++++ Records for the task
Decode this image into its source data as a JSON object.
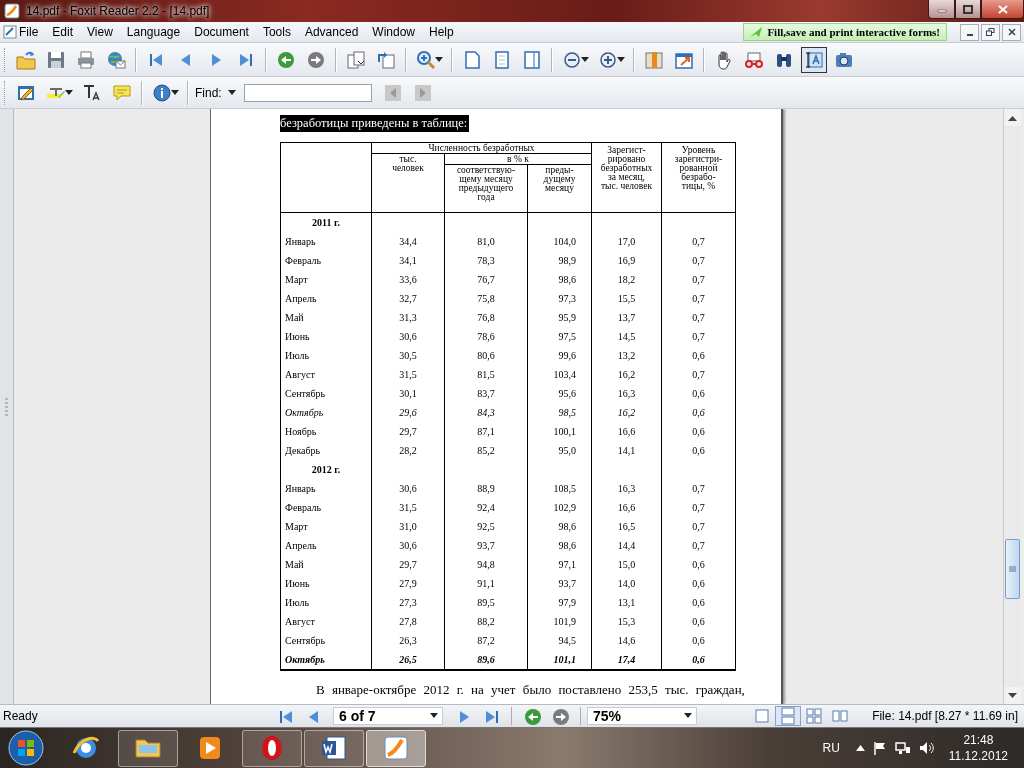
{
  "window": {
    "title": "14.pdf - Foxit Reader 2.2 - [14.pdf]"
  },
  "menu": [
    "File",
    "Edit",
    "View",
    "Language",
    "Document",
    "Tools",
    "Advanced",
    "Window",
    "Help"
  ],
  "promo": "Fill,save and print interactive forms!",
  "tools": [
    {
      "selected": false
    },
    {
      "selected": true
    },
    {
      "selected": false
    }
  ],
  "find": {
    "label": "Find:"
  },
  "document": {
    "intro": {
      "text": "безработицы приведены в таблице:",
      "selected": true
    },
    "table": {
      "header": {
        "group": "Численность безработных",
        "thousand": "тыс.\nчеловек",
        "percent": "в % к",
        "same_month": "соответствую-\nщему месяцу\nпредыдущего\nгода",
        "prev_month": "преды-\nдущему\nмесяцу",
        "registered": "Зарегист-\nрировано\nбезработных\nза месяц,\nтыс. человек",
        "rate": "Уровень\nзарегистри-\nрованной\nбезрабо-\nтицы, %"
      },
      "rows": [
        {
          "kind": "year",
          "label": "2011 г."
        },
        {
          "kind": "month",
          "label": "Январь",
          "cells": [
            "34,4",
            "81,0",
            "104,0",
            "17,0",
            "0,7"
          ]
        },
        {
          "kind": "month",
          "label": "Февраль",
          "cells": [
            "34,1",
            "78,3",
            "98,9",
            "16,9",
            "0,7"
          ]
        },
        {
          "kind": "month",
          "label": "Март",
          "cells": [
            "33,6",
            "76,7",
            "98,6",
            "18,2",
            "0,7"
          ]
        },
        {
          "kind": "month",
          "label": "Апрель",
          "cells": [
            "32,7",
            "75,8",
            "97,3",
            "15,5",
            "0,7"
          ]
        },
        {
          "kind": "month",
          "label": "Май",
          "cells": [
            "31,3",
            "76,8",
            "95,9",
            "13,7",
            "0,7"
          ]
        },
        {
          "kind": "month",
          "label": "Июнь",
          "cells": [
            "30,6",
            "78,6",
            "97,5",
            "14,5",
            "0,7"
          ]
        },
        {
          "kind": "month",
          "label": "Июль",
          "cells": [
            "30,5",
            "80,6",
            "99,6",
            "13,2",
            "0,6"
          ]
        },
        {
          "kind": "month",
          "label": "Август",
          "cells": [
            "31,5",
            "81,5",
            "103,4",
            "16,2",
            "0,7"
          ]
        },
        {
          "kind": "month",
          "label": "Сентябрь",
          "cells": [
            "30,1",
            "83,7",
            "95,6",
            "16,3",
            "0,6"
          ]
        },
        {
          "kind": "italic-month",
          "label": "Октябрь",
          "cells": [
            "29,6",
            "84,3",
            "98,5",
            "16,2",
            "0,6"
          ]
        },
        {
          "kind": "month",
          "label": "Ноябрь",
          "cells": [
            "29,7",
            "87,1",
            "100,1",
            "16,6",
            "0,6"
          ]
        },
        {
          "kind": "month",
          "label": "Декабрь",
          "cells": [
            "28,2",
            "85,2",
            "95,0",
            "14,1",
            "0,6"
          ]
        },
        {
          "kind": "year",
          "label": "2012 г."
        },
        {
          "kind": "month",
          "label": "Январь",
          "cells": [
            "30,6",
            "88,9",
            "108,5",
            "16,3",
            "0,7"
          ]
        },
        {
          "kind": "month",
          "label": "Февраль",
          "cells": [
            "31,5",
            "92,4",
            "102,9",
            "16,6",
            "0,7"
          ]
        },
        {
          "kind": "month",
          "label": "Март",
          "cells": [
            "31,0",
            "92,5",
            "98,6",
            "16,5",
            "0,7"
          ]
        },
        {
          "kind": "month",
          "label": "Апрель",
          "cells": [
            "30,6",
            "93,7",
            "98,6",
            "14,4",
            "0,7"
          ]
        },
        {
          "kind": "month",
          "label": "Май",
          "cells": [
            "29,7",
            "94,8",
            "97,1",
            "15,0",
            "0,6"
          ]
        },
        {
          "kind": "month",
          "label": "Июнь",
          "cells": [
            "27,9",
            "91,1",
            "93,7",
            "14,0",
            "0,6"
          ]
        },
        {
          "kind": "month",
          "label": "Июль",
          "cells": [
            "27,3",
            "89,5",
            "97,9",
            "13,1",
            "0,6"
          ]
        },
        {
          "kind": "month",
          "label": "Август",
          "cells": [
            "27,8",
            "88,2",
            "101,9",
            "15,3",
            "0,6"
          ]
        },
        {
          "kind": "month",
          "label": "Сентябрь",
          "cells": [
            "26,3",
            "87,2",
            "94,5",
            "14,6",
            "0,6"
          ]
        },
        {
          "kind": "bold-month",
          "label": "Октябрь",
          "cells": [
            "26,5",
            "89,6",
            "101,1",
            "17,4",
            "0,6"
          ]
        }
      ]
    },
    "paragraph": "В январе-октябре 2012 г. на учет было поставлено 253,5 тыс. граждан,"
  },
  "status": {
    "text": "Ready",
    "page": "6 of 7",
    "zoom": "75%",
    "view_modes": [
      {
        "selected": false
      },
      {
        "selected": true
      },
      {
        "selected": false
      },
      {
        "selected": false
      }
    ],
    "file_info": "File: 14.pdf [8.27 * 11.69 in]"
  },
  "taskbar": {
    "apps": [
      {
        "running": false,
        "selected": false
      },
      {
        "running": true,
        "selected": false
      },
      {
        "running": false,
        "selected": false
      },
      {
        "running": true,
        "selected": false
      },
      {
        "running": true,
        "selected": false
      },
      {
        "running": true,
        "selected": true
      }
    ],
    "language": "RU",
    "time": "21:48",
    "date": "11.12.2012"
  }
}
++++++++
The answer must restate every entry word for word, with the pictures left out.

| Answer to the problem |
Decode this image into its source data as a JSON object.
{
  "window": {
    "title": "14.pdf - Foxit Reader 2.2 - [14.pdf]"
  },
  "menu": [
    "File",
    "Edit",
    "View",
    "Language",
    "Document",
    "Tools",
    "Advanced",
    "Window",
    "Help"
  ],
  "promo": "Fill,save and print interactive forms!",
  "tools": [
    {
      "selected": false
    },
    {
      "selected": true
    },
    {
      "selected": false
    }
  ],
  "find": {
    "label": "Find:"
  },
  "document": {
    "intro": {
      "text": "безработицы приведены в таблице:",
      "selected": true
    },
    "table": {
      "header": {
        "group": "Численность безработных",
        "thousand": "тыс.\nчеловек",
        "percent": "в % к",
        "same_month": "соответствую-\nщему месяцу\nпредыдущего\nгода",
        "prev_month": "преды-\nдущему\nмесяцу",
        "registered": "Зарегист-\nрировано\nбезработных\nза месяц,\nтыс. человек",
        "rate": "Уровень\nзарегистри-\nрованной\nбезрабо-\nтицы, %"
      },
      "rows": [
        {
          "kind": "year",
          "label": "2011 г."
        },
        {
          "kind": "month",
          "label": "Январь",
          "cells": [
            "34,4",
            "81,0",
            "104,0",
            "17,0",
            "0,7"
          ]
        },
        {
          "kind": "month",
          "label": "Февраль",
          "cells": [
            "34,1",
            "78,3",
            "98,9",
            "16,9",
            "0,7"
          ]
        },
        {
          "kind": "month",
          "label": "Март",
          "cells": [
            "33,6",
            "76,7",
            "98,6",
            "18,2",
            "0,7"
          ]
        },
        {
          "kind": "month",
          "label": "Апрель",
          "cells": [
            "32,7",
            "75,8",
            "97,3",
            "15,5",
            "0,7"
          ]
        },
        {
          "kind": "month",
          "label": "Май",
          "cells": [
            "31,3",
            "76,8",
            "95,9",
            "13,7",
            "0,7"
          ]
        },
        {
          "kind": "month",
          "label": "Июнь",
          "cells": [
            "30,6",
            "78,6",
            "97,5",
            "14,5",
            "0,7"
          ]
        },
        {
          "kind": "month",
          "label": "Июль",
          "cells": [
            "30,5",
            "80,6",
            "99,6",
            "13,2",
            "0,6"
          ]
        },
        {
          "kind": "month",
          "label": "Август",
          "cells": [
            "31,5",
            "81,5",
            "103,4",
            "16,2",
            "0,7"
          ]
        },
        {
          "kind": "month",
          "label": "Сентябрь",
          "cells": [
            "30,1",
            "83,7",
            "95,6",
            "16,3",
            "0,6"
          ]
        },
        {
          "kind": "italic-month",
          "label": "Октябрь",
          "cells": [
            "29,6",
            "84,3",
            "98,5",
            "16,2",
            "0,6"
          ]
        },
        {
          "kind": "month",
          "label": "Ноябрь",
          "cells": [
            "29,7",
            "87,1",
            "100,1",
            "16,6",
            "0,6"
          ]
        },
        {
          "kind": "month",
          "label": "Декабрь",
          "cells": [
            "28,2",
            "85,2",
            "95,0",
            "14,1",
            "0,6"
          ]
        },
        {
          "kind": "year",
          "label": "2012 г."
        },
        {
          "kind": "month",
          "label": "Январь",
          "cells": [
            "30,6",
            "88,9",
            "108,5",
            "16,3",
            "0,7"
          ]
        },
        {
          "kind": "month",
          "label": "Февраль",
          "cells": [
            "31,5",
            "92,4",
            "102,9",
            "16,6",
            "0,7"
          ]
        },
        {
          "kind": "month",
          "label": "Март",
          "cells": [
            "31,0",
            "92,5",
            "98,6",
            "16,5",
            "0,7"
          ]
        },
        {
          "kind": "month",
          "label": "Апрель",
          "cells": [
            "30,6",
            "93,7",
            "98,6",
            "14,4",
            "0,7"
          ]
        },
        {
          "kind": "month",
          "label": "Май",
          "cells": [
            "29,7",
            "94,8",
            "97,1",
            "15,0",
            "0,6"
          ]
        },
        {
          "kind": "month",
          "label": "Июнь",
          "cells": [
            "27,9",
            "91,1",
            "93,7",
            "14,0",
            "0,6"
          ]
        },
        {
          "kind": "month",
          "label": "Июль",
          "cells": [
            "27,3",
            "89,5",
            "97,9",
            "13,1",
            "0,6"
          ]
        },
        {
          "kind": "month",
          "label": "Август",
          "cells": [
            "27,8",
            "88,2",
            "101,9",
            "15,3",
            "0,6"
          ]
        },
        {
          "kind": "month",
          "label": "Сентябрь",
          "cells": [
            "26,3",
            "87,2",
            "94,5",
            "14,6",
            "0,6"
          ]
        },
        {
          "kind": "bold-month",
          "label": "Октябрь",
          "cells": [
            "26,5",
            "89,6",
            "101,1",
            "17,4",
            "0,6"
          ]
        }
      ]
    },
    "paragraph": "В январе-октябре 2012 г. на учет было поставлено 253,5 тыс. граждан,"
  },
  "status": {
    "text": "Ready",
    "page": "6 of 7",
    "zoom": "75%",
    "view_modes": [
      {
        "selected": false
      },
      {
        "selected": true
      },
      {
        "selected": false
      },
      {
        "selected": false
      }
    ],
    "file_info": "File: 14.pdf [8.27 * 11.69 in]"
  },
  "taskbar": {
    "apps": [
      {
        "running": false,
        "selected": false
      },
      {
        "running": true,
        "selected": false
      },
      {
        "running": false,
        "selected": false
      },
      {
        "running": true,
        "selected": false
      },
      {
        "running": true,
        "selected": false
      },
      {
        "running": true,
        "selected": true
      }
    ],
    "language": "RU",
    "time": "21:48",
    "date": "11.12.2012"
  }
}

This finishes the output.